Feet & toenails: Keep your dog’s toenails trimmed short. You should not hear them clicking when the dog walks. Click here for tips on trimming feet and toenails.
Training: Click here for general training tips.
Housebreaking: Click here for housebreaking tips.
Health Tips: Most Keeshonden are generally healthy, but there are some known health problems. Click here for more information.
Lost dog: For information on how to find a lost dog, click here.
Crates: Your home is new, large, and filled with furniture and other objects
your puppy doesn’t understand. This is confusing and often scary to your puppy.

Left on their own, puppies will usually look for a protected niche to sleep in.

A crate provides a safe haven for your puppy, where he can sleep soundly knowing he is in a secure, sheltered place. (He will probably fuss the first night or two after you bring him home. He just misses his littermates—it does not mean he doesn't like the crate.)
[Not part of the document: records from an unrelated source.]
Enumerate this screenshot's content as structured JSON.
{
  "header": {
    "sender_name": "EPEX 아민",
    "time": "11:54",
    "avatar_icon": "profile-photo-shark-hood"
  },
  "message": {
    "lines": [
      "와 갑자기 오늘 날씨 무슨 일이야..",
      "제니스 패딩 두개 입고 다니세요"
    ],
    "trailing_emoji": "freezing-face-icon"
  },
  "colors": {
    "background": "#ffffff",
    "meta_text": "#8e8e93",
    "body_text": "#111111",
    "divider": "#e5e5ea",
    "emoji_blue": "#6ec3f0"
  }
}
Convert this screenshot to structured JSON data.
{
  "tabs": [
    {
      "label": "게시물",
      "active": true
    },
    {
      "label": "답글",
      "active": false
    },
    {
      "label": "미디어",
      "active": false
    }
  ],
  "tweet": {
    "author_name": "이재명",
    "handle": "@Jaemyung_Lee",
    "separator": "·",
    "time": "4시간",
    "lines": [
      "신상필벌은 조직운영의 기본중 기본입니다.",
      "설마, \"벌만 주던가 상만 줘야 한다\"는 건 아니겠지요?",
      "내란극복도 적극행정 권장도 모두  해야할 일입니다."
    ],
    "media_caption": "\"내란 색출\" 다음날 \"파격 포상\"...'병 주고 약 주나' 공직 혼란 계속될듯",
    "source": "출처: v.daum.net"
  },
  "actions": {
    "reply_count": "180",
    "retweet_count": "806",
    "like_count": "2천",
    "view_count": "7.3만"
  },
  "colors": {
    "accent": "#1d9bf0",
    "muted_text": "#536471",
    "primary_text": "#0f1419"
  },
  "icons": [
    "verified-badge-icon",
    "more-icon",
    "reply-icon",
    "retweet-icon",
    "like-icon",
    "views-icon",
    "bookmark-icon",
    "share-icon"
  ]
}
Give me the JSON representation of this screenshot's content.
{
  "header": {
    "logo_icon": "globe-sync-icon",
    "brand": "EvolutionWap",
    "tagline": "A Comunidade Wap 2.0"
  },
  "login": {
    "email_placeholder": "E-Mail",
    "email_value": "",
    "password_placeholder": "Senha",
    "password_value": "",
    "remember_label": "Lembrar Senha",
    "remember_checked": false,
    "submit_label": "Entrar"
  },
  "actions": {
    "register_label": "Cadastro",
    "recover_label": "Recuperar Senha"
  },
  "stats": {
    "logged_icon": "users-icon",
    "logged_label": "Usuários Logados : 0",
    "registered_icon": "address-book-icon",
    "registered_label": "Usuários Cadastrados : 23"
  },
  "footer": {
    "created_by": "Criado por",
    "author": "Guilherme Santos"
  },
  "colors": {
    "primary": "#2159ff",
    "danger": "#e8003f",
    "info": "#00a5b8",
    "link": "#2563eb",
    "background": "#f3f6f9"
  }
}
ALWAYS CRATE YOUR DOG IN THE CAR. A crate is like a car seat for a young child. If you can’t use a crate, use a seatbelt harness to secure your dog in case you have to hit the brakes suddenly or are in an accident. Otherwise, your dog can be seriously injured or killed.

Note on crate size and type: The Petmate Vari Kennel 300 (Intermediate) is the size most people use for a Keeshond. You don’t need to buy this particular crate, but look for one with similar dimensions, give or take an inch or so: 32” x 22” x 23” high. Wire crates allow more air circulation than solid-shell crates like the Vari Kennel, which can be a plus for a full-coated breed, like the Keeshond. Soft crates are easy to fold and carry, making them especially handy when you’re traveling, but some dogs will rip through them.

Petmate Vari Kennel 300 (Intermediate)
wire crate
soft crate